ment so prevalent among fashionable Christians of more modern times. From Mexico to Nova Scotia many have rejoiced in the light, and praise God for the instrument through which it has been diffused abroad. Britain, too, has felt its power, and many of her sons and daughters have joined with their American brethren in holy exultations. The mind, too, under God, which has been instrumental in accomplishing so much good has lost none of its powers. Strong, vigorous, and active as ever, its possessor is yet on the walls of Zion. For nearly twenty years not a month has passed without intelligence and instruction going out from Bethany; yet even now we have not only a hope, but the prospect of as many more years of active usefulness from the same tongue and pen!

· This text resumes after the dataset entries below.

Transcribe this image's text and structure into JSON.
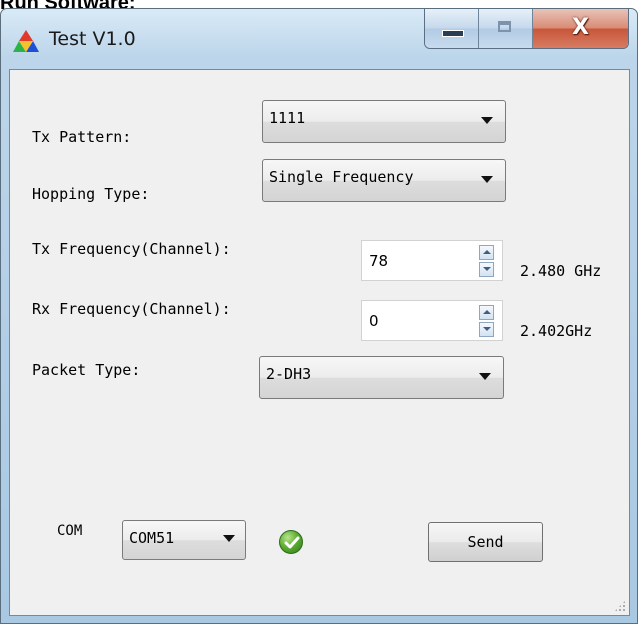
{
  "page": {
    "heading": "Run Software:"
  },
  "window": {
    "title": "Test V1.0",
    "app_icon": "colored-triangles-icon",
    "close_glyph": "X"
  },
  "form": {
    "tx_pattern": {
      "label": "Tx Pattern:",
      "value": "1111"
    },
    "hopping_type": {
      "label": "Hopping Type:",
      "value": "Single Frequency"
    },
    "tx_frequency": {
      "label": "Tx Frequency(Channel):",
      "value": "78",
      "freq": "2.480 GHz"
    },
    "rx_frequency": {
      "label": "Rx Frequency(Channel):",
      "value": "0",
      "freq": "2.402GHz"
    },
    "packet_type": {
      "label": "Packet Type:",
      "value": "2-DH3"
    },
    "com": {
      "label": "COM",
      "value": "COM51"
    },
    "status": {
      "icon": "checkmark-icon",
      "color": "#3c9a26"
    },
    "send_label": "Send"
  }
}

Knowing this, I cannot, but with great difficulty, take my pen to write an article for the Harbinger. Its pages have, for so many years, been stored with productions of men standing high in the estimation of all who could appreciate talent and moral worth-not only as men of vast funds of scriptural knowledge, but of high intellectual and religious endowments, to which were superadded an unfaltering and unwavering love, reverence, and respect for the Divine Word. With all this before me, I have my fears that should I accede to the wishes of my beloved Canadian friends and others, the pages of the Harbinger would not be occupied with productions of such usefulness and interest as those which have so long characterized it as the messenger of truth and righteousness.

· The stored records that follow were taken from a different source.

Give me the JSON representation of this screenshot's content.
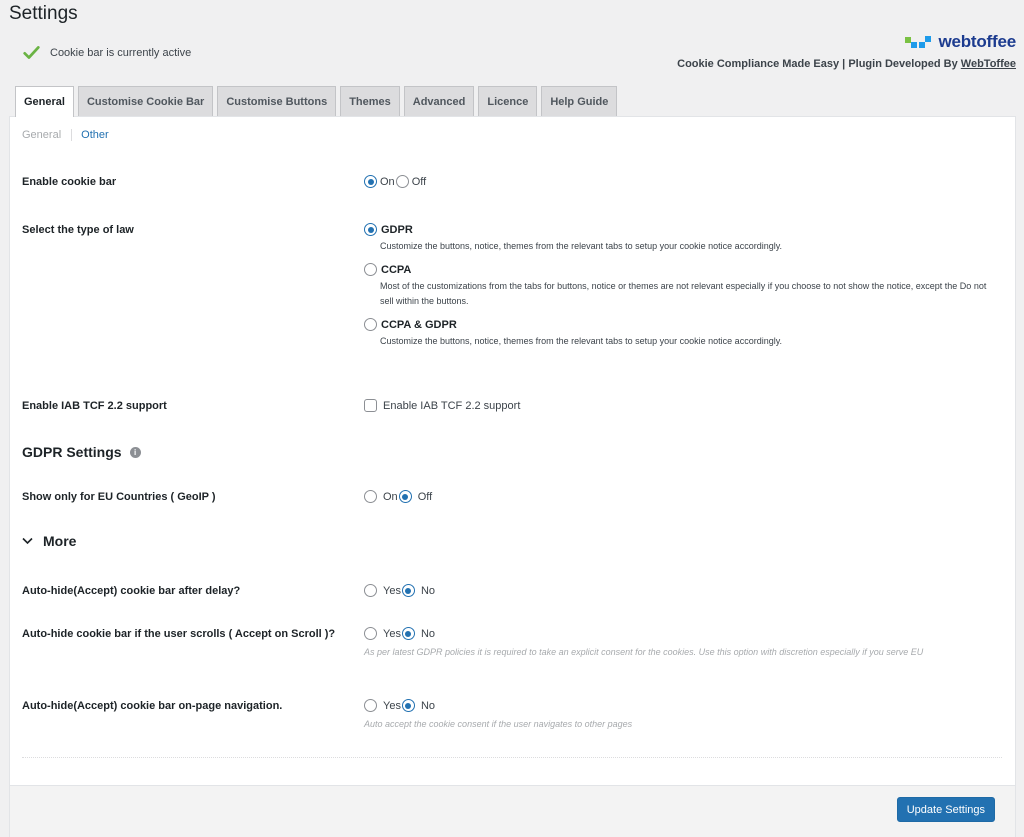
{
  "page": {
    "title": "Settings",
    "status_text": "Cookie bar is currently active"
  },
  "brand": {
    "logo_text": "webtoffee",
    "tagline_prefix": "Cookie Compliance Made Easy | Plugin Developed By ",
    "tagline_link": "WebToffee",
    "colors": {
      "green": "#7ac143",
      "blue": "#1e9bea",
      "text": "#1c3b8f"
    }
  },
  "tabs": [
    {
      "label": "General",
      "active": true
    },
    {
      "label": "Customise Cookie Bar",
      "active": false
    },
    {
      "label": "Customise Buttons",
      "active": false
    },
    {
      "label": "Themes",
      "active": false
    },
    {
      "label": "Advanced",
      "active": false
    },
    {
      "label": "Licence",
      "active": false
    },
    {
      "label": "Help Guide",
      "active": false
    }
  ],
  "subnav": {
    "current": "General",
    "other": "Other"
  },
  "settings": {
    "enable_cookie_bar": {
      "label": "Enable cookie bar",
      "options": [
        "On",
        "Off"
      ],
      "selected": "On"
    },
    "law_type": {
      "label": "Select the type of law",
      "selected": "GDPR",
      "options": [
        {
          "name": "GDPR",
          "description": "Customize the buttons, notice, themes from the relevant tabs to setup your cookie notice accordingly."
        },
        {
          "name": "CCPA",
          "description": "Most of the customizations from the tabs for buttons, notice or themes are not relevant especially if you choose to not show the notice, except the Do not sell within the buttons."
        },
        {
          "name": "CCPA & GDPR",
          "description": "Customize the buttons, notice, themes from the relevant tabs to setup your cookie notice accordingly."
        }
      ]
    },
    "iab_tcf": {
      "label": "Enable IAB TCF 2.2 support",
      "checkbox_label": "Enable IAB TCF 2.2 support",
      "checked": false
    },
    "gdpr_heading": "GDPR Settings",
    "eu_only": {
      "label": "Show only for EU Countries ( GeoIP )",
      "options": [
        "On",
        "Off"
      ],
      "selected": "Off"
    },
    "more_label": "More",
    "auto_hide_delay": {
      "label": "Auto-hide(Accept) cookie bar after delay?",
      "options": [
        "Yes",
        "No"
      ],
      "selected": "No"
    },
    "auto_hide_scroll": {
      "label": "Auto-hide cookie bar if the user scrolls ( Accept on Scroll )?",
      "options": [
        "Yes",
        "No"
      ],
      "selected": "No",
      "note": "As per latest GDPR policies it is required to take an explicit consent for the cookies. Use this option with discretion especially if you serve EU"
    },
    "auto_hide_navigation": {
      "label": "Auto-hide(Accept) cookie bar on-page navigation.",
      "options": [
        "Yes",
        "No"
      ],
      "selected": "No",
      "note": "Auto accept the cookie consent if the user navigates to other pages"
    }
  },
  "footer": {
    "update_button": "Update Settings"
  }
}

I have by this time introduced myself to the readers of the Harbinger; and now I shall endeavor to answer the queries spread before me, leaving it with the editor to dispose of them as shall be, in his opinion, best for the good cause.
The subjects called up for our consideration involve others of very great moment. Nothing is more necessary among us at the present time than correct views of church organization and Christian discipline.
Practically we are more defective here than on any other point. I say practically; for I trust that so far as theory is concerned, we are all convinced of the indispensable necessity of maintaining that order and decorum in the congregation of the Lord which is so peculiarly requisite not only to our advancement in Christian knowledge and holiness, but also to the spread of truth and the conversion of our fellow-citizens. But, O! how lamentably defective the organization and discipline of many churches-assemblies, too, with the sacred high-sounding title, Congregations of the Lord!
Every church ought to have its Overseers, Bishops, or Elders. They should be in possession of the qualifications prescribed by the great Apostle Paul, (1 Tim. Titus i.) These overseers ought to have the full voice and sanction of the whole body with whom they stand connected. They should have the government of the whole house. With such men to rule, the members individually ought to remember that the voice of God proclaims in plain obvious language, "Obey them that have the rule over you, and submit yourselves: for they watch for your souls as they that must give account."
Let it be presumed that a church is properly constituted with its bishops and deacons. An alien prefers a charge against one of its